**WHAT YOU SHOULD DO:**
What is the number of lines in these records that hold the word "city"? Reply with that number alone.

INPUT MATERIAL section start

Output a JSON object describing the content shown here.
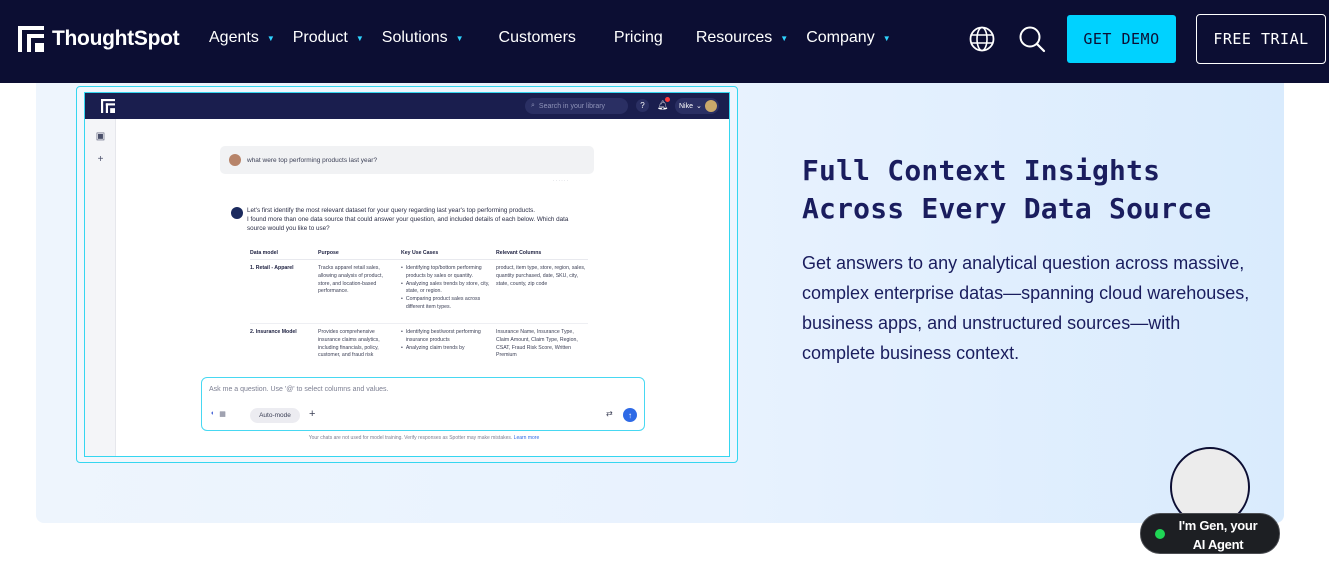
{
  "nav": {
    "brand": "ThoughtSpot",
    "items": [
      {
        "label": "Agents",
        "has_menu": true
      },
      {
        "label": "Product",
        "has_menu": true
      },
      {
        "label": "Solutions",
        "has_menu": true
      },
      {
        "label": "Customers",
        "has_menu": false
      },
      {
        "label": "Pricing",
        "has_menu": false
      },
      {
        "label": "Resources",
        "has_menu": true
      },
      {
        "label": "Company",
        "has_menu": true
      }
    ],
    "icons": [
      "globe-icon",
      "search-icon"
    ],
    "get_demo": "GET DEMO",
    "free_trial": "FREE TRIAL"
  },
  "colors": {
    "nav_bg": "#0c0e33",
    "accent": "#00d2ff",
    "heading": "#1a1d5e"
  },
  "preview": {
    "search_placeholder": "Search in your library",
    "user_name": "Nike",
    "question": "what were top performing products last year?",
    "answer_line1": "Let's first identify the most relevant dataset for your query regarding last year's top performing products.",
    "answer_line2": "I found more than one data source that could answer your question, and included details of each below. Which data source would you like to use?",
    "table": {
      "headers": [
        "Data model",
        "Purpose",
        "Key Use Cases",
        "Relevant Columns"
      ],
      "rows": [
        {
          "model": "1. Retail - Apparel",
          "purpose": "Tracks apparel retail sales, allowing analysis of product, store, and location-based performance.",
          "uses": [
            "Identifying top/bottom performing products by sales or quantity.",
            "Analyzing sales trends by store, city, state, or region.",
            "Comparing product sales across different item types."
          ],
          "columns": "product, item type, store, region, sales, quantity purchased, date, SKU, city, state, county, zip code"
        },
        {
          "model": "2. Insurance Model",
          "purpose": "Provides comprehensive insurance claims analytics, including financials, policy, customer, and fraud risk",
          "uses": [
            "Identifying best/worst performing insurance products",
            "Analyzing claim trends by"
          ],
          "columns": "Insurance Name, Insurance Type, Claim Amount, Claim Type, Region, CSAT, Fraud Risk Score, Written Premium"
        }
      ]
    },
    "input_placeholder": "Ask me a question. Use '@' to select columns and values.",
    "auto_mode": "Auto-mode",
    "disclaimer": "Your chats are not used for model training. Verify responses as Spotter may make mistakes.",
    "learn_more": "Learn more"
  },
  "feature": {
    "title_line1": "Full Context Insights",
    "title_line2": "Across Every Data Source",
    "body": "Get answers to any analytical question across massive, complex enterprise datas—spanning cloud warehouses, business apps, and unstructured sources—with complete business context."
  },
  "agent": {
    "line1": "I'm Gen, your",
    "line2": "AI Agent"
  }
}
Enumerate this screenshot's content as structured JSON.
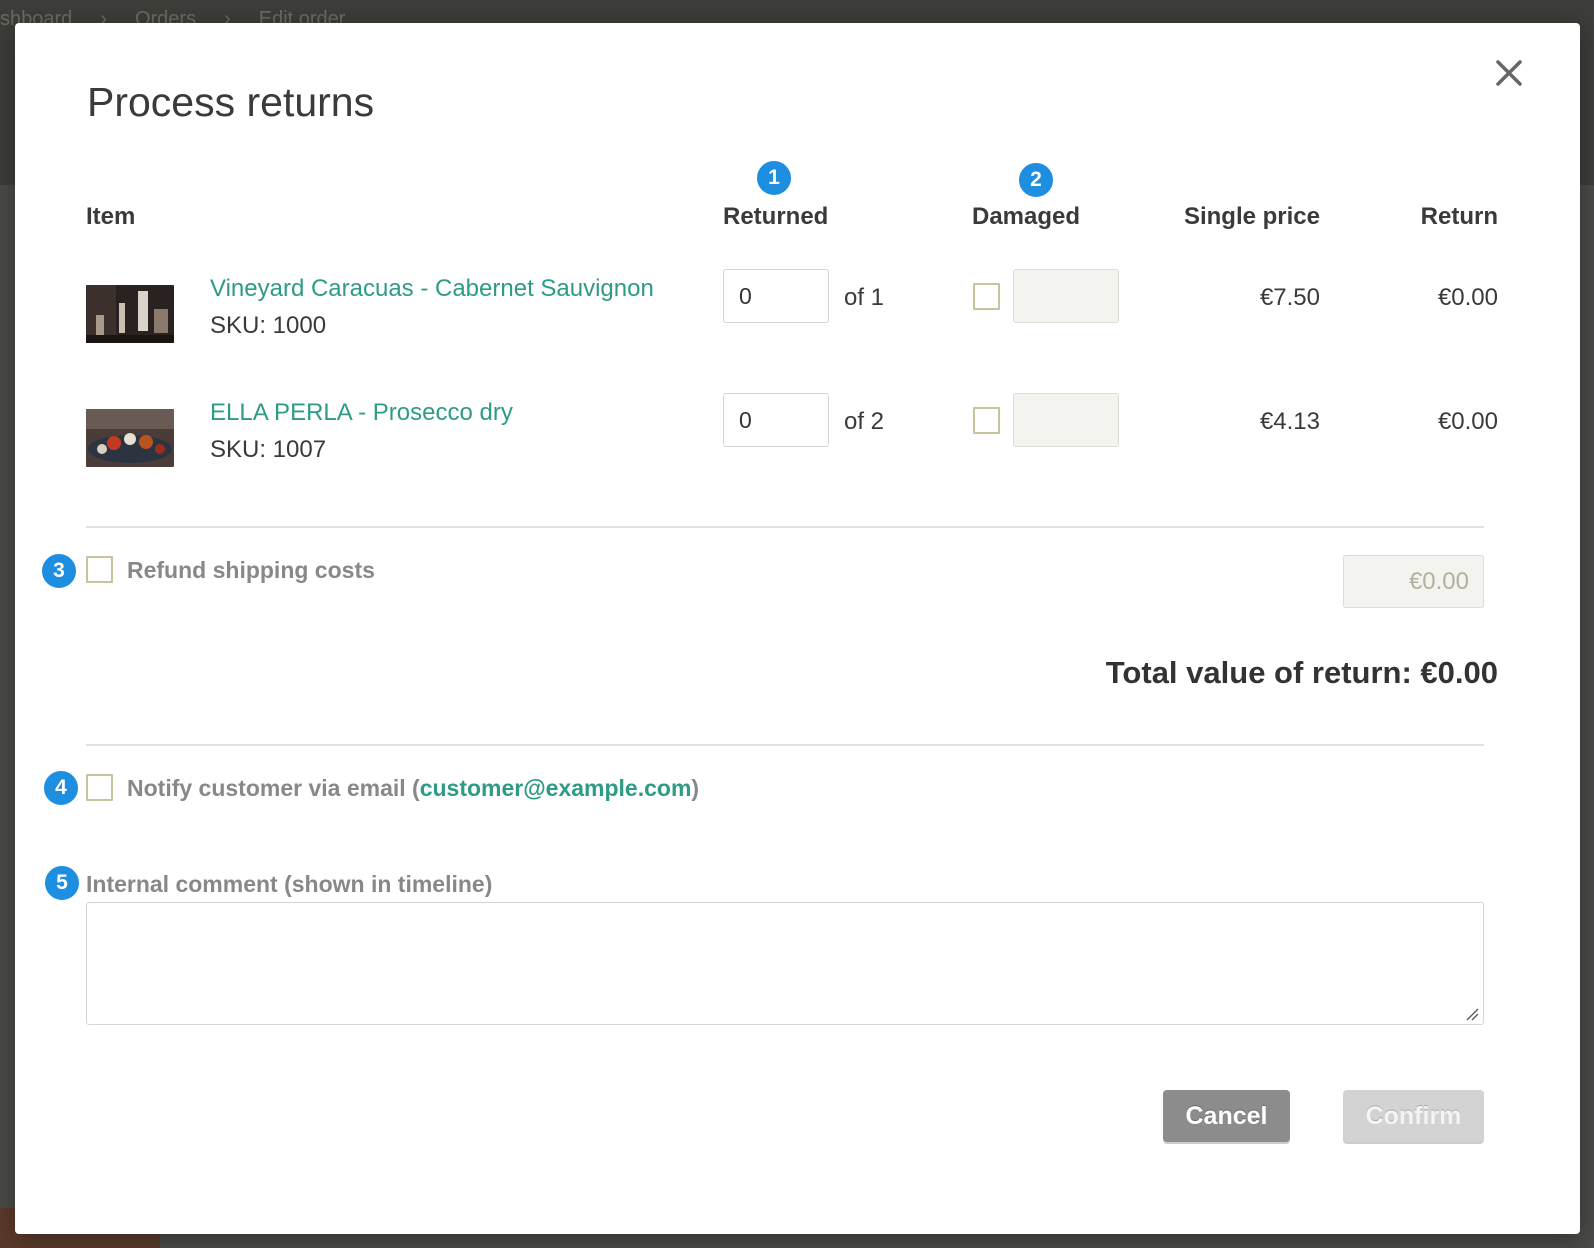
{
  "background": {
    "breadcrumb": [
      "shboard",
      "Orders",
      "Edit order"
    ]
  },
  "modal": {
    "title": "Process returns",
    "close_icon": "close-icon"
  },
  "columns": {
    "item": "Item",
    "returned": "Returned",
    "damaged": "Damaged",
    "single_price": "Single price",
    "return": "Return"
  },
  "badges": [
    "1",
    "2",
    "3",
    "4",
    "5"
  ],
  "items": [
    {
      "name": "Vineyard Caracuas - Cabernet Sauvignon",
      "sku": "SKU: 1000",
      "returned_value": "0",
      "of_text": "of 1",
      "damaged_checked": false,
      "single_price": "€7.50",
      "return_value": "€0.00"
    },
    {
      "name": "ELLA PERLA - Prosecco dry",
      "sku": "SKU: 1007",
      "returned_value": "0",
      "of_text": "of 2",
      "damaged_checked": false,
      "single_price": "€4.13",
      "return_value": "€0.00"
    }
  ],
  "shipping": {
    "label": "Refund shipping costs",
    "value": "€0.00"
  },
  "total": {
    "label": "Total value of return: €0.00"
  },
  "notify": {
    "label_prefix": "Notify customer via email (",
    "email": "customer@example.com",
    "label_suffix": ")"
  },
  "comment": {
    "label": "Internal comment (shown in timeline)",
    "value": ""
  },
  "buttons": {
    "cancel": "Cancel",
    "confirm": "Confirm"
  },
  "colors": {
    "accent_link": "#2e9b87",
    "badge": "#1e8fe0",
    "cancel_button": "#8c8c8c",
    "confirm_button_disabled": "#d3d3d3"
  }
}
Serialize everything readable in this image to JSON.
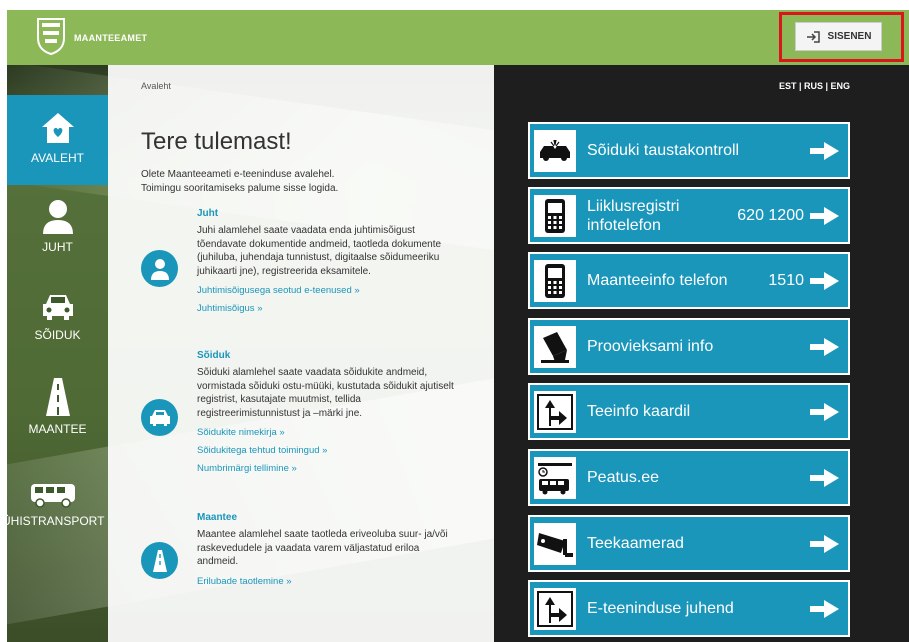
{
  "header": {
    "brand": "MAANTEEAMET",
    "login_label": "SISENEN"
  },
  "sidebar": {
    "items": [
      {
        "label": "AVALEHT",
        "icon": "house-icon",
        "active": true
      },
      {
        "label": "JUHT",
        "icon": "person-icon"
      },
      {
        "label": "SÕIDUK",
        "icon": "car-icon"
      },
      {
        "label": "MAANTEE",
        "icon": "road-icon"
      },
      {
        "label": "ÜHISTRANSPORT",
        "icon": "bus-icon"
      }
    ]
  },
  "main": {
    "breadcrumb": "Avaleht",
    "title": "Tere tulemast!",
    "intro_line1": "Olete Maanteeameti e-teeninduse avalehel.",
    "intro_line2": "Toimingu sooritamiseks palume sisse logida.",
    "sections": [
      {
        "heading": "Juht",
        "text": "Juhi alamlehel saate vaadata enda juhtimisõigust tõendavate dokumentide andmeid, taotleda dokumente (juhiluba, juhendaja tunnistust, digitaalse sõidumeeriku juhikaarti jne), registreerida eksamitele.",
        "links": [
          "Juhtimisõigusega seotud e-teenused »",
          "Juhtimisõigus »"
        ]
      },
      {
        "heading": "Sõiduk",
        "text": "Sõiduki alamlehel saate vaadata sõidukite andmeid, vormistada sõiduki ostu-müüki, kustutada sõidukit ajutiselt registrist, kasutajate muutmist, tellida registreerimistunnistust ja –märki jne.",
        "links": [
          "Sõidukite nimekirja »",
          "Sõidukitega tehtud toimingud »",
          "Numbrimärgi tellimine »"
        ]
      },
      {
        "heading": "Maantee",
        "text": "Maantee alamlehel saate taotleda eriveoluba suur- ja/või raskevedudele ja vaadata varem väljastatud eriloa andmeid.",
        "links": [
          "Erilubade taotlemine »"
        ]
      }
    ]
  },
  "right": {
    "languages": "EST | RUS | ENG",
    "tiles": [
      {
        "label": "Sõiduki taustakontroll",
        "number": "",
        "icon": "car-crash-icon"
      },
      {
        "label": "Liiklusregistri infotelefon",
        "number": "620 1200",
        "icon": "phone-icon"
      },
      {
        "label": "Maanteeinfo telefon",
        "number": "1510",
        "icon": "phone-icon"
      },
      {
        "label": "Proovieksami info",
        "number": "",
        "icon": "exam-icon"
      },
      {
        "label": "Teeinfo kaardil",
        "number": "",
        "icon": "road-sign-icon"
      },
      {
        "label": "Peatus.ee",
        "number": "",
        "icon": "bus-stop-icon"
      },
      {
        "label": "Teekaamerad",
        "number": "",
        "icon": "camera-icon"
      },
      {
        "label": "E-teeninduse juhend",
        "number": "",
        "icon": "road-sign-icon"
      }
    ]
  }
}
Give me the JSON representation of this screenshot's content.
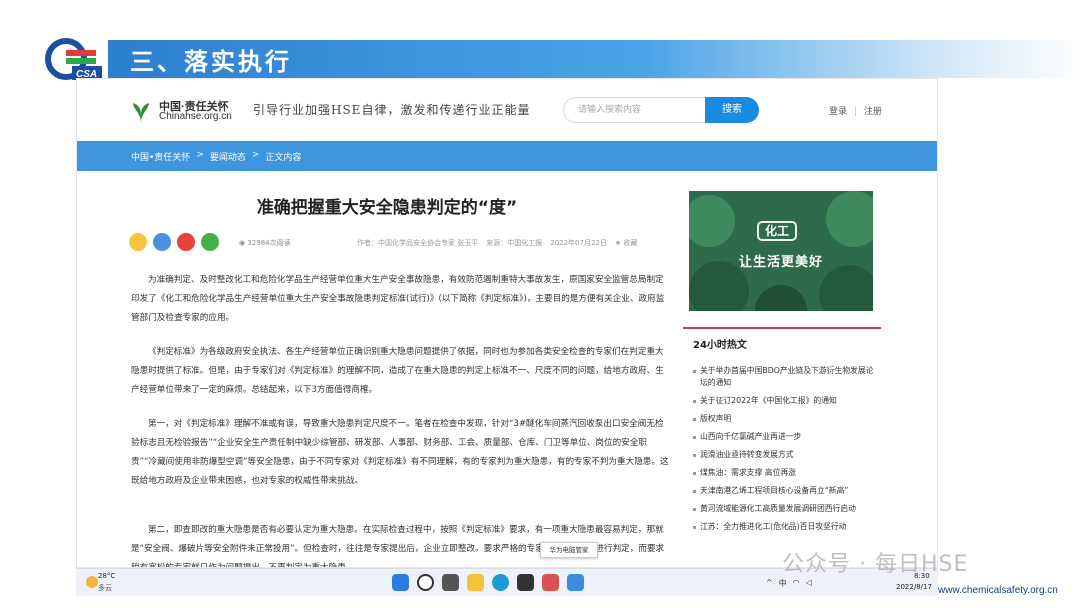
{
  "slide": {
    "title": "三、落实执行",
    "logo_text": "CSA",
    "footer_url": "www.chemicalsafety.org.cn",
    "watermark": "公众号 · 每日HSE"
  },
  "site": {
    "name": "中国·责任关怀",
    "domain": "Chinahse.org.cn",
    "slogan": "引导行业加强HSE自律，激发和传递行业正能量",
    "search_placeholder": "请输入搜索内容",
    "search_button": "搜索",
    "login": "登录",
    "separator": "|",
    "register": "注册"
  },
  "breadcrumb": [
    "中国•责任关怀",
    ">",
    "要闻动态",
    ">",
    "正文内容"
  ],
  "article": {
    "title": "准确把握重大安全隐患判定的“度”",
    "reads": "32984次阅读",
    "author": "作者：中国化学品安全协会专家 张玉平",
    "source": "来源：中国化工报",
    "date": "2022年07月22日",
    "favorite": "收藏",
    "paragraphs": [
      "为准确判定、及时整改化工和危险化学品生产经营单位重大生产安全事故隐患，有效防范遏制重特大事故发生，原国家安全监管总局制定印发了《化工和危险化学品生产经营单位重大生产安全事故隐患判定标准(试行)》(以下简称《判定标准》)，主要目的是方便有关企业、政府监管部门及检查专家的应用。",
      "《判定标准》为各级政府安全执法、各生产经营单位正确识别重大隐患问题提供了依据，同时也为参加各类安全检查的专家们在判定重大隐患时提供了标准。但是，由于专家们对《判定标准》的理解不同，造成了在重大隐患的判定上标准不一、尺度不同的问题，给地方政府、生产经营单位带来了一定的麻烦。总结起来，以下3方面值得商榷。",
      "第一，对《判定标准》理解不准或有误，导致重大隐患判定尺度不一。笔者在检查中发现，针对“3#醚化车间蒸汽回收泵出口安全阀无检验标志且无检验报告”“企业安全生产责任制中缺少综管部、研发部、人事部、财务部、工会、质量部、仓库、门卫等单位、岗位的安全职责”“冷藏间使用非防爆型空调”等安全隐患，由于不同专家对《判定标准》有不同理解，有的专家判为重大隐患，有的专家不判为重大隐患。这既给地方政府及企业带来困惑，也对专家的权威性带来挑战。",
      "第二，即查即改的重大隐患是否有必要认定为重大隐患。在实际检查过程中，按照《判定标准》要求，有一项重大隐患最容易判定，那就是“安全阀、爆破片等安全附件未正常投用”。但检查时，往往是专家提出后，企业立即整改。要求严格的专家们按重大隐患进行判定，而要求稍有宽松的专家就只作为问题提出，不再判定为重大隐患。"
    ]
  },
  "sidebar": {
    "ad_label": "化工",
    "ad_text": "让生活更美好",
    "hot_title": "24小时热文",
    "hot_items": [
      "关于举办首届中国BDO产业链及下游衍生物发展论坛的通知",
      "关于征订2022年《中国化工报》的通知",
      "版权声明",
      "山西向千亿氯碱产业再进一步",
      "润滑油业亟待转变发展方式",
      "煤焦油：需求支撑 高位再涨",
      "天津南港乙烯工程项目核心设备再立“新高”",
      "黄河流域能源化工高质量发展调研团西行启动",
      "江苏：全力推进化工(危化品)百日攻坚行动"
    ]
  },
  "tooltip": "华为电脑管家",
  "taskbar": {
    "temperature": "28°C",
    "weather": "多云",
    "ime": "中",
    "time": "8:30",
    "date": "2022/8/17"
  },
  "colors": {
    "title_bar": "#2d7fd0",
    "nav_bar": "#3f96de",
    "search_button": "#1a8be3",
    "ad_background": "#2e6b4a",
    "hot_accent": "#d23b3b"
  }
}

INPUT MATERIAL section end

**OUTPUT OF THE TASK:**
2